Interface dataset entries
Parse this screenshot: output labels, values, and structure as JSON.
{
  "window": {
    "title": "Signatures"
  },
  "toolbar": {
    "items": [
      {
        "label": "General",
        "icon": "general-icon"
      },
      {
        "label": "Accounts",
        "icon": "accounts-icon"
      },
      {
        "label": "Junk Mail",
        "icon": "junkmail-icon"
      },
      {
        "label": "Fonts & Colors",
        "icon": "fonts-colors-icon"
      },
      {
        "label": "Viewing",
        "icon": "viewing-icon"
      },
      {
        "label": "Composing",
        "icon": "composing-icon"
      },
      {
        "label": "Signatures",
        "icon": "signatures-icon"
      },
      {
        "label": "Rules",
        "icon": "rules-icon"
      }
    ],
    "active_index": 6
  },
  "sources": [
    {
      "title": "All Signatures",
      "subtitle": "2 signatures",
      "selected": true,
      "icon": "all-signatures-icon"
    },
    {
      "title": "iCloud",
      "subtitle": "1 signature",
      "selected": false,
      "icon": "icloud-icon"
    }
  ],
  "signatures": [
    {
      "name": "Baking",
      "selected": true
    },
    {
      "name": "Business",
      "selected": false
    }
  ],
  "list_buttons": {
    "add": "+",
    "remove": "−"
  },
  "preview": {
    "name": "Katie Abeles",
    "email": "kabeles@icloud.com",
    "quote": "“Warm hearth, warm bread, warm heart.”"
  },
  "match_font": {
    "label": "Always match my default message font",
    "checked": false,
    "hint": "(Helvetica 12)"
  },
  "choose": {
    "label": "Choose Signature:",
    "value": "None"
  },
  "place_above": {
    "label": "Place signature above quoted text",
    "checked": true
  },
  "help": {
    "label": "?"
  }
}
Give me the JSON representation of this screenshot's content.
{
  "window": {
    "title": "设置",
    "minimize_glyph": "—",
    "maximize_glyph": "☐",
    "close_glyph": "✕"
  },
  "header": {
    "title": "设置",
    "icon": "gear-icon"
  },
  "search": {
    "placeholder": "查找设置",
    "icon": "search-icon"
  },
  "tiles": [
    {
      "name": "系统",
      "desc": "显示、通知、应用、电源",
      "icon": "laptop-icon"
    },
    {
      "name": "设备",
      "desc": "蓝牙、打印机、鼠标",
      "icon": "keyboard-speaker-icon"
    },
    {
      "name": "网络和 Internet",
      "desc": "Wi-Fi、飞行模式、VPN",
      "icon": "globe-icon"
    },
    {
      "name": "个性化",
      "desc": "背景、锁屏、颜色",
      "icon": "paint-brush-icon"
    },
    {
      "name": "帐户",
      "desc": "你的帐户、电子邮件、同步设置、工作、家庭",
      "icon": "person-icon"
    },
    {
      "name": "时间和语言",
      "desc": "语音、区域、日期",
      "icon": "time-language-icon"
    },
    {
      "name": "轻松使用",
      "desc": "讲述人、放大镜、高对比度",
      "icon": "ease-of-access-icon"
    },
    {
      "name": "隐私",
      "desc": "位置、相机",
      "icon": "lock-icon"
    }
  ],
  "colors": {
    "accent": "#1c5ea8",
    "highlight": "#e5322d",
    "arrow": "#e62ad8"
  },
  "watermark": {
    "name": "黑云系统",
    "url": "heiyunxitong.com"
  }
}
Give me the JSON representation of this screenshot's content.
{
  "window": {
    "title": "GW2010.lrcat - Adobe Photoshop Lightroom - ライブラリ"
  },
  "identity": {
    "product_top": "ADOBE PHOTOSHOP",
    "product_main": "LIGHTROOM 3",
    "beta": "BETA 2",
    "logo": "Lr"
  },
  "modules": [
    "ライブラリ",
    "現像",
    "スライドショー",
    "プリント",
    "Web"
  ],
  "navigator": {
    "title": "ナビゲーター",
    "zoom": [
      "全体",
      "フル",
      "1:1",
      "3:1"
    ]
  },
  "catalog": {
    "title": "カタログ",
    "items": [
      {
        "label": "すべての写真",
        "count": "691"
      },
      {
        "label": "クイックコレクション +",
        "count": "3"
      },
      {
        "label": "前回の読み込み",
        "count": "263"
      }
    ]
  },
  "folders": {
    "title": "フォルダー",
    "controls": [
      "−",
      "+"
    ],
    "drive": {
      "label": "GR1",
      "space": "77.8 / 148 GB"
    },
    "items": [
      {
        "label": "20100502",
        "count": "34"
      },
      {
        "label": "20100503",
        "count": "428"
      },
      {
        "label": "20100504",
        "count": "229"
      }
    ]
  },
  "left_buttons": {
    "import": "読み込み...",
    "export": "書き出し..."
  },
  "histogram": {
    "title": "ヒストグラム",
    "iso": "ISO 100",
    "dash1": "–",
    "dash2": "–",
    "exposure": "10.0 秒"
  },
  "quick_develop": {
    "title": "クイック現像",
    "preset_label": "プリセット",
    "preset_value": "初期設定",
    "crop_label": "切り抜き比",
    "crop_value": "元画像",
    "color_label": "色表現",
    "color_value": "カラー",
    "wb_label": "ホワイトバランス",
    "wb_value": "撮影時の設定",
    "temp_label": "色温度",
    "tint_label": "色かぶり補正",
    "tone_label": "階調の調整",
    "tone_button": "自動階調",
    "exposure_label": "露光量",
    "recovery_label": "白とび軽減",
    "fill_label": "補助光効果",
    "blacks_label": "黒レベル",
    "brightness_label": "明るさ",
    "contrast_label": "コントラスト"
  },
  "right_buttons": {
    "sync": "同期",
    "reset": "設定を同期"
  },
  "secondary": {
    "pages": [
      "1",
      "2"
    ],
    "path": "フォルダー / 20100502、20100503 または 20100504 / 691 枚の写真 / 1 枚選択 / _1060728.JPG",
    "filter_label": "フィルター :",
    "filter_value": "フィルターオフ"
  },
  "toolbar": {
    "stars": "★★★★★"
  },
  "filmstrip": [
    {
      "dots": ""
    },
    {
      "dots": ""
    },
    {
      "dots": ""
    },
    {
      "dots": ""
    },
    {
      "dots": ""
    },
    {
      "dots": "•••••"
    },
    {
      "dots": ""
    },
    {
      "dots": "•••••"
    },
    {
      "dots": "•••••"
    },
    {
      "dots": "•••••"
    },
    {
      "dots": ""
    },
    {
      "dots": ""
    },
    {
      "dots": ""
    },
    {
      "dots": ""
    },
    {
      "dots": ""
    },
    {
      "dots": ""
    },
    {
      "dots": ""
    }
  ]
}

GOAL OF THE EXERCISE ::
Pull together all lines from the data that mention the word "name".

EXPECTED ANSWER ::
      "name": "Baking",
      "name": "Business",
    "name": "Katie Abeles",
      "name": "系统",
      "name": "设备",
      "name": "网络和 Internet",
      "name": "个性化",
      "name": "帐户",
      "name": "时间和语言",
      "name": "轻松使用",
      "name": "隐私",
    "name": "黑云系统",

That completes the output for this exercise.